_Problem statement_:
From the line containing "Give me the" down to the final entry below, restate each line word for word.

[Recorded data]
####################

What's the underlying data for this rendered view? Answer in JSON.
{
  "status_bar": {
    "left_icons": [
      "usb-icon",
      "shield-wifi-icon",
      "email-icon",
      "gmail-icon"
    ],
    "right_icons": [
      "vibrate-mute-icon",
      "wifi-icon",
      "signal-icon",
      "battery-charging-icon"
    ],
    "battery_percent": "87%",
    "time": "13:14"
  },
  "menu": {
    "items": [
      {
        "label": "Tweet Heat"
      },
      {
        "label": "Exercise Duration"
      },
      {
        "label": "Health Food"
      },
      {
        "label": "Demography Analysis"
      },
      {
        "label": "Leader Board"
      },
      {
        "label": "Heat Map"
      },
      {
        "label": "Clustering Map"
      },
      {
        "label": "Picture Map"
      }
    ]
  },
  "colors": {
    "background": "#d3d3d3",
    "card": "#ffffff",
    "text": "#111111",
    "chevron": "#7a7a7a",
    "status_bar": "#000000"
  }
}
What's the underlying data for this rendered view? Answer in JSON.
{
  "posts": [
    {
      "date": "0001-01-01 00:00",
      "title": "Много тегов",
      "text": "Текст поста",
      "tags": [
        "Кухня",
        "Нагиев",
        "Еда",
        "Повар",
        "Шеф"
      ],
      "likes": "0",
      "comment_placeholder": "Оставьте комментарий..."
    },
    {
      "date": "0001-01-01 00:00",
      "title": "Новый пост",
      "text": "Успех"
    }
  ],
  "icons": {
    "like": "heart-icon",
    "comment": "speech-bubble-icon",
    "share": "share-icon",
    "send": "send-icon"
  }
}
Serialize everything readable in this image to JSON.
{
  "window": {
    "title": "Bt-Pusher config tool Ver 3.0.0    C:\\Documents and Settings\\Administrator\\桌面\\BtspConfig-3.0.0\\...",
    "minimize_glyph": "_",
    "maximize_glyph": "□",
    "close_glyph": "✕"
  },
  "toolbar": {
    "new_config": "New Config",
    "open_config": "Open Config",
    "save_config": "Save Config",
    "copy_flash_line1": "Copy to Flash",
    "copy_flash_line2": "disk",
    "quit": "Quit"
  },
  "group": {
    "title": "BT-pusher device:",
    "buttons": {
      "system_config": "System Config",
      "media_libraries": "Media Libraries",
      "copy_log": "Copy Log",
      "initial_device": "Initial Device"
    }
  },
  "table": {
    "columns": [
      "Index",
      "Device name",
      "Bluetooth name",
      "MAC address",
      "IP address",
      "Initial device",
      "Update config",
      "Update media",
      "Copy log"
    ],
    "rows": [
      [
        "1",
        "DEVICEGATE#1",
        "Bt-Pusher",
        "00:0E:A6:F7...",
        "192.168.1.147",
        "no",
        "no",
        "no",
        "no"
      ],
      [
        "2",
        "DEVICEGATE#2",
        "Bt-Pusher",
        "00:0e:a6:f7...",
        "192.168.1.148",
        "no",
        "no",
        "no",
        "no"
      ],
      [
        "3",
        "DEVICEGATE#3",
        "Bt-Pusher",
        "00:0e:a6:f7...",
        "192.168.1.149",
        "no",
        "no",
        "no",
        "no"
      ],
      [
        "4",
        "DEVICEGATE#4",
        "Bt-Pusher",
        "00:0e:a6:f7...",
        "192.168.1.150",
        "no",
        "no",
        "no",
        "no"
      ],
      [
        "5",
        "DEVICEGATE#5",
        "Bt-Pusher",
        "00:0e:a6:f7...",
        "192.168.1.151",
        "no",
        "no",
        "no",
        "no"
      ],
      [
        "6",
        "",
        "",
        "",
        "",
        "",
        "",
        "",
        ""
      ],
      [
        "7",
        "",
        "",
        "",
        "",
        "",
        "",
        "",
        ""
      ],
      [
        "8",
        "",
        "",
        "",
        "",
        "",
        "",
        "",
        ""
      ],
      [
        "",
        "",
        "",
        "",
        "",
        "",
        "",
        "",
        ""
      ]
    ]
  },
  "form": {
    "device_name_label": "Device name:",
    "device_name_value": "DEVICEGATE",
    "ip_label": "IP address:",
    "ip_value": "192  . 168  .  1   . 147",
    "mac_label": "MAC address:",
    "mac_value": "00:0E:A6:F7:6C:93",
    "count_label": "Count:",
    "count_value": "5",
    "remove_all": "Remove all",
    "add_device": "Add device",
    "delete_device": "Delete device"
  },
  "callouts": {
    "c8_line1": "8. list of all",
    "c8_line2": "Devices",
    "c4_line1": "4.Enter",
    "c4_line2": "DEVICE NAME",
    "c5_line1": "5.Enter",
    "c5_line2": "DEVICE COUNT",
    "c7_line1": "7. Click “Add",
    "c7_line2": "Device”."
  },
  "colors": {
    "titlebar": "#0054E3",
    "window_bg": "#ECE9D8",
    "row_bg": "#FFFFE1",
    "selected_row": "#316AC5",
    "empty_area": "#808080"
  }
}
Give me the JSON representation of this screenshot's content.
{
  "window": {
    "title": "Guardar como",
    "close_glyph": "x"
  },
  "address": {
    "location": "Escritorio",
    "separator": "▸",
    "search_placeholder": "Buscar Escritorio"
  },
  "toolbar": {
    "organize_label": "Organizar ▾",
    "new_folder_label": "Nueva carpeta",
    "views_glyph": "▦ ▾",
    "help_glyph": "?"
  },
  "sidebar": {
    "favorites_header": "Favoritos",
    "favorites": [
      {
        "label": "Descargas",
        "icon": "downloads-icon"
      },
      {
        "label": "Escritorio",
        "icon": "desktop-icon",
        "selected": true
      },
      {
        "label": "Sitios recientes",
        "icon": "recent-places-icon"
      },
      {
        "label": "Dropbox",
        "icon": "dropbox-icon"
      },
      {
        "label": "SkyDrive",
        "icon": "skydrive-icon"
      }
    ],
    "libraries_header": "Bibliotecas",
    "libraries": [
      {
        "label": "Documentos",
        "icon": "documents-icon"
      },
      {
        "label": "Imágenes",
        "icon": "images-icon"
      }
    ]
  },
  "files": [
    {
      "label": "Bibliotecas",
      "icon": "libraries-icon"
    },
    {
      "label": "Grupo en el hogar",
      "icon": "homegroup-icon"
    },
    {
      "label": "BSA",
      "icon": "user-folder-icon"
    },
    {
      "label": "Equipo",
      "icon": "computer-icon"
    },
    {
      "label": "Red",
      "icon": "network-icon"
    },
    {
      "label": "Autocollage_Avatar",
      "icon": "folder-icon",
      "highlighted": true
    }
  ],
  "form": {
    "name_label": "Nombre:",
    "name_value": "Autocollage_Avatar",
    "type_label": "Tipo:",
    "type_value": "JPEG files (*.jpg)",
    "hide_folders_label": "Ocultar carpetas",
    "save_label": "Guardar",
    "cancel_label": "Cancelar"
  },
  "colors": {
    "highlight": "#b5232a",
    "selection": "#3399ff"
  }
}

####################

_Written answer_:
Give me the JSON representation of this screenshot's content.
{
  "window": {
    "title": "Guardar como",
    "close_glyph": "x"
  },
  "address": {
    "location": "Escritorio",
    "separator": "▸",
    "search_placeholder": "Buscar Escritorio"
  },
  "toolbar": {
    "organize_label": "Organizar ▾",
    "new_folder_label": "Nueva carpeta",
    "views_glyph": "▦ ▾",
    "help_glyph": "?"
  },
  "sidebar": {
    "favorites_header": "Favoritos",
    "favorites": [
      {
        "label": "Descargas",
        "icon": "downloads-icon"
      },
      {
        "label": "Escritorio",
        "icon": "desktop-icon",
        "selected": true
      },
      {
        "label": "Sitios recientes",
        "icon": "recent-places-icon"
      },
      {
        "label": "Dropbox",
        "icon": "dropbox-icon"
      },
      {
        "label": "SkyDrive",
        "icon": "skydrive-icon"
      }
    ],
    "libraries_header": "Bibliotecas",
    "libraries": [
      {
        "label": "Documentos",
        "icon": "documents-icon"
      },
      {
        "label": "Imágenes",
        "icon": "images-icon"
      }
    ]
  },
  "files": [
    {
      "label": "Bibliotecas",
      "icon": "libraries-icon"
    },
    {
      "label": "Grupo en el hogar",
      "icon": "homegroup-icon"
    },
    {
      "label": "BSA",
      "icon": "user-folder-icon"
    },
    {
      "label": "Equipo",
      "icon": "computer-icon"
    },
    {
      "label": "Red",
      "icon": "network-icon"
    },
    {
      "label": "Autocollage_Avatar",
      "icon": "folder-icon",
      "highlighted": true
    }
  ],
  "form": {
    "name_label": "Nombre:",
    "name_value": "Autocollage_Avatar",
    "type_label": "Tipo:",
    "type_value": "JPEG files (*.jpg)",
    "hide_folders_label": "Ocultar carpetas",
    "save_label": "Guardar",
    "cancel_label": "Cancelar"
  },
  "colors": {
    "highlight": "#b5232a",
    "selection": "#3399ff"
  }
}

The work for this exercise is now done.